Traveler is, for me, a bit like that Rip Van Winkle moment where you wake up and realize the world has passed you by. Except in this version, things have actually degraded. I remember listening to Kirk Whalum on vinyl and David Sanborn backing Carly Simon on 8-track, not to mention a LaserDisc of Grover Washington, Jr.'s entire Winelight album. Considering how much time has elapsed since these moments, one expects real progress. What Andy Snitzer knows about Pro Tools and drum programming might fill a review with accolades, but considering the cover of his album shows the guy fondling a tenor saxophone, were we wrong to expect some horn playing? To be fair, Snitzer plays well enough when he's adding color to a dense track of synth and rhythm. Traveler sounds in its best moments like a score without a film, or some new-age Aebersold play-along for aspiring studio musicians.
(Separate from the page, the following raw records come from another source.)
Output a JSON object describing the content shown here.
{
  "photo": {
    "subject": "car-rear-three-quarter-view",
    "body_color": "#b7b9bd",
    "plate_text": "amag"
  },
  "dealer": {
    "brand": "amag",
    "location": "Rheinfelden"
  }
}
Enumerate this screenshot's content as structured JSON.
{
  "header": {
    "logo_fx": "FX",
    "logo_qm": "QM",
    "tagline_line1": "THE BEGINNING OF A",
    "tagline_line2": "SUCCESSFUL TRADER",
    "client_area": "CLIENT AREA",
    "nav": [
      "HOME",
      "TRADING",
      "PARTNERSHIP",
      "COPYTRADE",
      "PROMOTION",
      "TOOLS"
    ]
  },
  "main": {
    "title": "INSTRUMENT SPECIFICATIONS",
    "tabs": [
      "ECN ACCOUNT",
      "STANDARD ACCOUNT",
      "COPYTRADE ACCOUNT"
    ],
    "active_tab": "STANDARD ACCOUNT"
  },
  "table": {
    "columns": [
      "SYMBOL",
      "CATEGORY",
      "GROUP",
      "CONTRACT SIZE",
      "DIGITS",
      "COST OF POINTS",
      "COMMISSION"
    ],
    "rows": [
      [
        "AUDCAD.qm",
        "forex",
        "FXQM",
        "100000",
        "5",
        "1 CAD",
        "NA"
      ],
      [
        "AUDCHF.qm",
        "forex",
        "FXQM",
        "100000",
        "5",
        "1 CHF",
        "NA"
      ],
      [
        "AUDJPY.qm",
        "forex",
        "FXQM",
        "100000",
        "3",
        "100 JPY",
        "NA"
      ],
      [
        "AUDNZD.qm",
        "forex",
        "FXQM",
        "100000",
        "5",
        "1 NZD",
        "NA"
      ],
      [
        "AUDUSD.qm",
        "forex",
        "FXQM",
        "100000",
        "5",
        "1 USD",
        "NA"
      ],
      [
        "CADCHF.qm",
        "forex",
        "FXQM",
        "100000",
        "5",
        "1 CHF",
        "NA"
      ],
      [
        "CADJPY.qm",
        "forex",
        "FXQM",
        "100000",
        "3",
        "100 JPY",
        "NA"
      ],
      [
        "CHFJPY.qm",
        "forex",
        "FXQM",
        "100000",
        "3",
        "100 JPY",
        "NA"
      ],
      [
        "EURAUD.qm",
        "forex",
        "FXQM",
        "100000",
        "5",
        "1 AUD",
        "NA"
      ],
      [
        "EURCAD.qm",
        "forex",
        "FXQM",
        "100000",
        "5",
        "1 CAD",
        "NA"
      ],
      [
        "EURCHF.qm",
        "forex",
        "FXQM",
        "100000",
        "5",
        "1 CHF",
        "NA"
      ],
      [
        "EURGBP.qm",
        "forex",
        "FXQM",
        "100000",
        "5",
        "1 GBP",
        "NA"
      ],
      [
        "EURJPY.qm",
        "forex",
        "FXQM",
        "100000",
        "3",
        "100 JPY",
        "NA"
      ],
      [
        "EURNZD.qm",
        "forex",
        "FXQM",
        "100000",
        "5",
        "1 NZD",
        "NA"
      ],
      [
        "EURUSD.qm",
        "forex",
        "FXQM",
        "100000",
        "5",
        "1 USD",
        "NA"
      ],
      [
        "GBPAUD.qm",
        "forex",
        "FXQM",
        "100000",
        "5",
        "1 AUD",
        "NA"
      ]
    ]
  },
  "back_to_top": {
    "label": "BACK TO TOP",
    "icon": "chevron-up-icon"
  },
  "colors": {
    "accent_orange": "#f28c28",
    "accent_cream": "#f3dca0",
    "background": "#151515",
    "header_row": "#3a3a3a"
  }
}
Textures and emotional soundscapes abound, but not in a way that holds interest. Without more compelling hooks or virtuosic performances, Andy Snitzer is always walking the fine line between human performer and that little button on synthesizers that plays a groovy example track. The sad part is that many of the artists on the record (Chris Botti, Chuck Loeb, James Genus) are capable of so much more.
You never thought about the person that had to program those tracks, did you? Snitzer is clearly that guy, and it's easy to see why he's made some appearances with big-name artists as a backing musician. Hiring one guy who can program a band's worth of sound is just good economics. Snitzer clearly has passion for the sound he's making, and gets just enough of the nuance of his horn playing right to stay in the spotlight as a saxophonist. He carries off almost everything on Traveler with the exception of some attempts to stray from the smooth formula on songs like "Taking Off" or "Veru." His extended solos on these tunes show some pretty fundamental gaps in his jazz education; he's at his best picking away at melodic snippets above churning rhythm tracks, or layering his own horn lines back in through various filters. This kind of thing has a certain audience, but unlike the shoulders of the giants he's standing on, such as Michael Brecker, Snitzer just isn't a master of his horn. There's going to be a long and fruitful marketplace for musicians who master a mixing board and can program or sequence, but we can only hope that more of them attempt to push the envelope further than this.